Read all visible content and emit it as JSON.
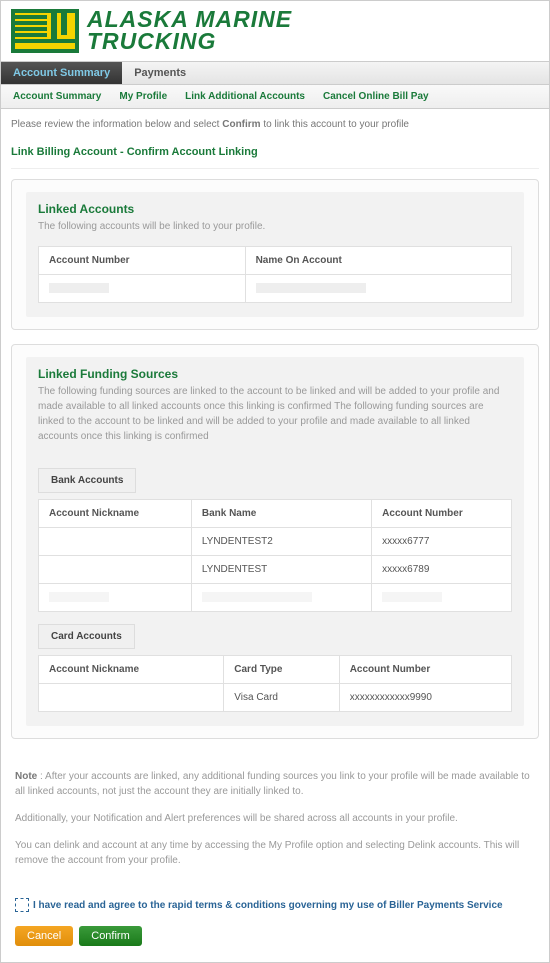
{
  "brand": {
    "line1": "ALASKA MARINE",
    "line2": "TRUCKING"
  },
  "mainTabs": {
    "active": "Account Summary",
    "other": "Payments"
  },
  "subNav": [
    "Account Summary",
    "My Profile",
    "Link Additional Accounts",
    "Cancel Online Bill Pay"
  ],
  "instruction_pre": "Please review the information below and select ",
  "instruction_bold": "Confirm",
  "instruction_post": " to link this account to your profile",
  "pageTitle": "Link Billing Account - Confirm Account Linking",
  "linkedAccounts": {
    "heading": "Linked Accounts",
    "desc": "The following accounts will be linked to your profile.",
    "cols": {
      "acct": "Account Number",
      "name": "Name On Account"
    }
  },
  "fundingSources": {
    "heading": "Linked Funding Sources",
    "desc": "The following funding sources are linked to the account to be linked and will be added to your profile and made available to all linked accounts once this linking is confirmed The following funding sources are linked to the account to be linked and will be added to your profile and made available to all linked accounts once this linking is confirmed",
    "bankTab": "Bank Accounts",
    "bankCols": {
      "nick": "Account Nickname",
      "bank": "Bank Name",
      "acct": "Account Number"
    },
    "bankRows": [
      {
        "nick": "",
        "bank": "LYNDENTEST2",
        "acct": "xxxxx6777"
      },
      {
        "nick": "",
        "bank": "LYNDENTEST",
        "acct": "xxxxx6789"
      },
      {
        "nick": "",
        "bank": "",
        "acct": ""
      }
    ],
    "cardTab": "Card Accounts",
    "cardCols": {
      "nick": "Account Nickname",
      "type": "Card Type",
      "acct": "Account Number"
    },
    "cardRows": [
      {
        "nick": "",
        "type": "Visa Card",
        "acct": "xxxxxxxxxxxx9990"
      }
    ]
  },
  "notes": {
    "p1_label": "Note",
    "p1": " : After your accounts are linked, any additional funding sources you link to your profile will be made available to all linked accounts, not just the account they are initially linked to.",
    "p2": "Additionally, your Notification and Alert preferences will be shared across all accounts in your profile.",
    "p3": "You can delink and account at any time by accessing the My Profile option and selecting Delink accounts. This will remove the account from your profile."
  },
  "agree": "I have read and agree to the rapid terms & conditions governing my use of Biller Payments Service",
  "buttons": {
    "cancel": "Cancel",
    "confirm": "Confirm"
  }
}
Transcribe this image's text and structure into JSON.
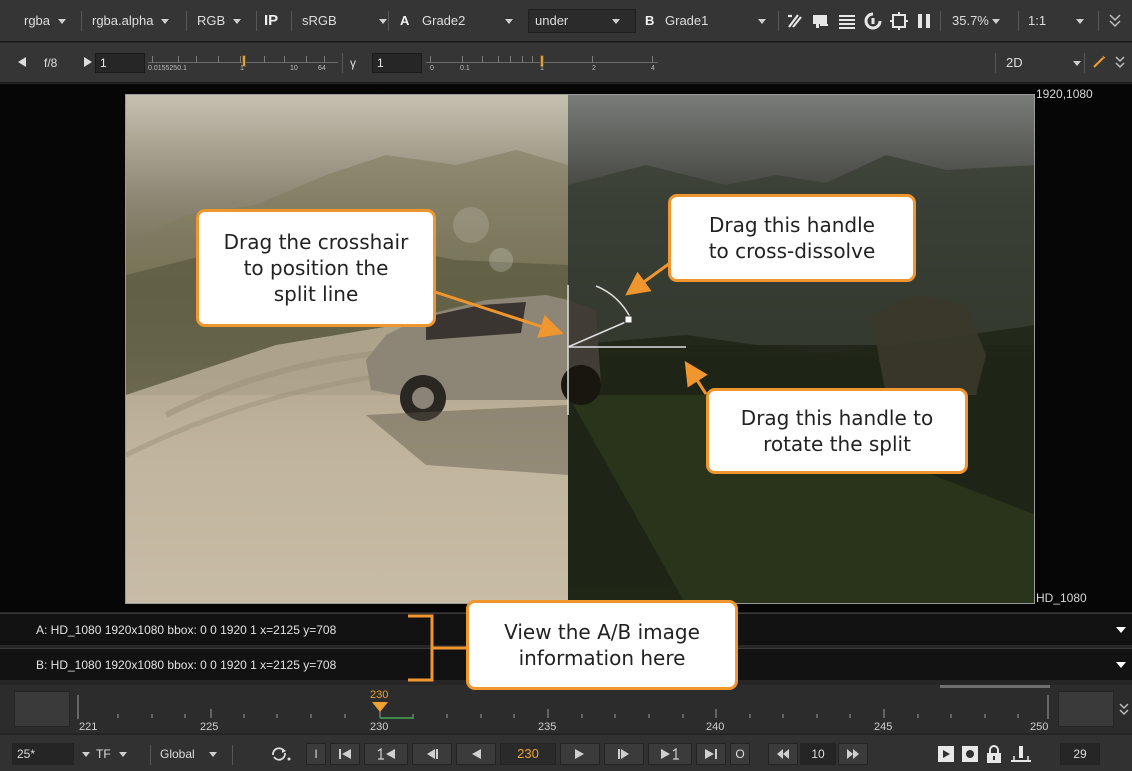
{
  "toolbar1": {
    "channels": "rgba",
    "alpha_channel": "rgba.alpha",
    "display_mode": "RGB",
    "ip_label": "IP",
    "colorspace": "sRGB",
    "a_letter": "A",
    "a_input": "Grade2",
    "composite_mode": "under",
    "b_letter": "B",
    "b_input": "Grade1",
    "zoom": "35.7%",
    "ratio": "1:1"
  },
  "toolbar2": {
    "fstop": "f/8",
    "gain_value": "1",
    "gain_ticks": [
      "0.0155250.1",
      "1",
      "10",
      "64"
    ],
    "gamma_label": "γ",
    "gamma_value": "1",
    "gamma_ticks": [
      "0",
      "0.1",
      "1",
      "2",
      "4"
    ],
    "view_mode": "2D"
  },
  "viewer": {
    "format_top_right": "1920,1080",
    "format_bottom_right": "HD_1080"
  },
  "callouts": {
    "crosshair": [
      "Drag the crosshair",
      "to position the",
      "split line"
    ],
    "dissolve": [
      "Drag this handle",
      "to cross-dissolve"
    ],
    "rotate": [
      "Drag this handle to",
      "rotate the split"
    ],
    "info": [
      "View the A/B image",
      "information here"
    ]
  },
  "info": {
    "a_line": "A:  HD_1080 1920x1080  bbox: 0 0 1920 1  x=2125 y=708",
    "b_line": "B:  HD_1080 1920x1080  bbox: 0 0 1920 1  x=2125 y=708"
  },
  "timeline": {
    "current_marker": "230",
    "labels": [
      "221",
      "225",
      "230",
      "235",
      "240",
      "245",
      "250"
    ]
  },
  "playback": {
    "fps": "25*",
    "tf": "TF",
    "scope": "Global",
    "in_label": "I",
    "current_frame": "230",
    "out_label": "O",
    "step": "10",
    "end_frame": "29"
  },
  "colors": {
    "accent_orange": "#f0962e",
    "current_frame": "#f0a030"
  }
}
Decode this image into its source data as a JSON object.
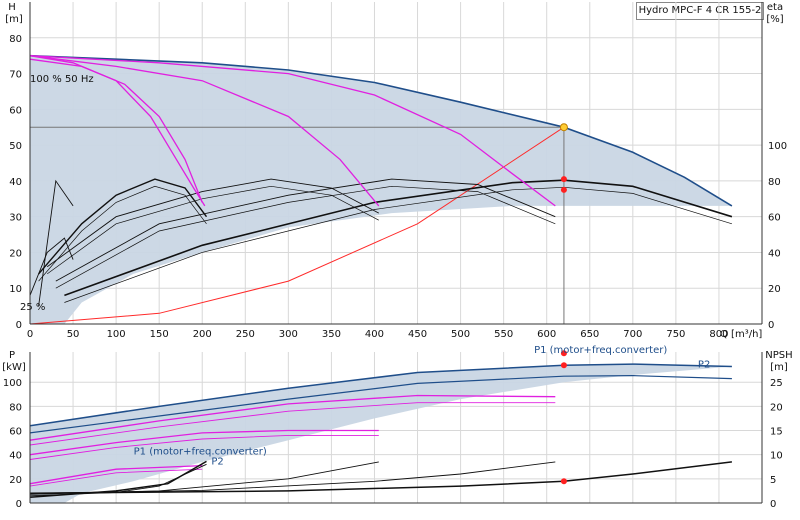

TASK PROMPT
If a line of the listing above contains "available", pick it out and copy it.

OUTPUT
    "desc": "The following funding sources are linked to the account to be linked and will be added to your profile and made available to all linked accounts once this linking is confirmed The following funding sources are linked to the account to be linked and will be added to your profile and made available to all linked accounts once this linking is confirmed",
    "p1": " : After your accounts are linked, any additional funding sources you link to your profile will be made available to all linked accounts, not just the account they are initially linked to.",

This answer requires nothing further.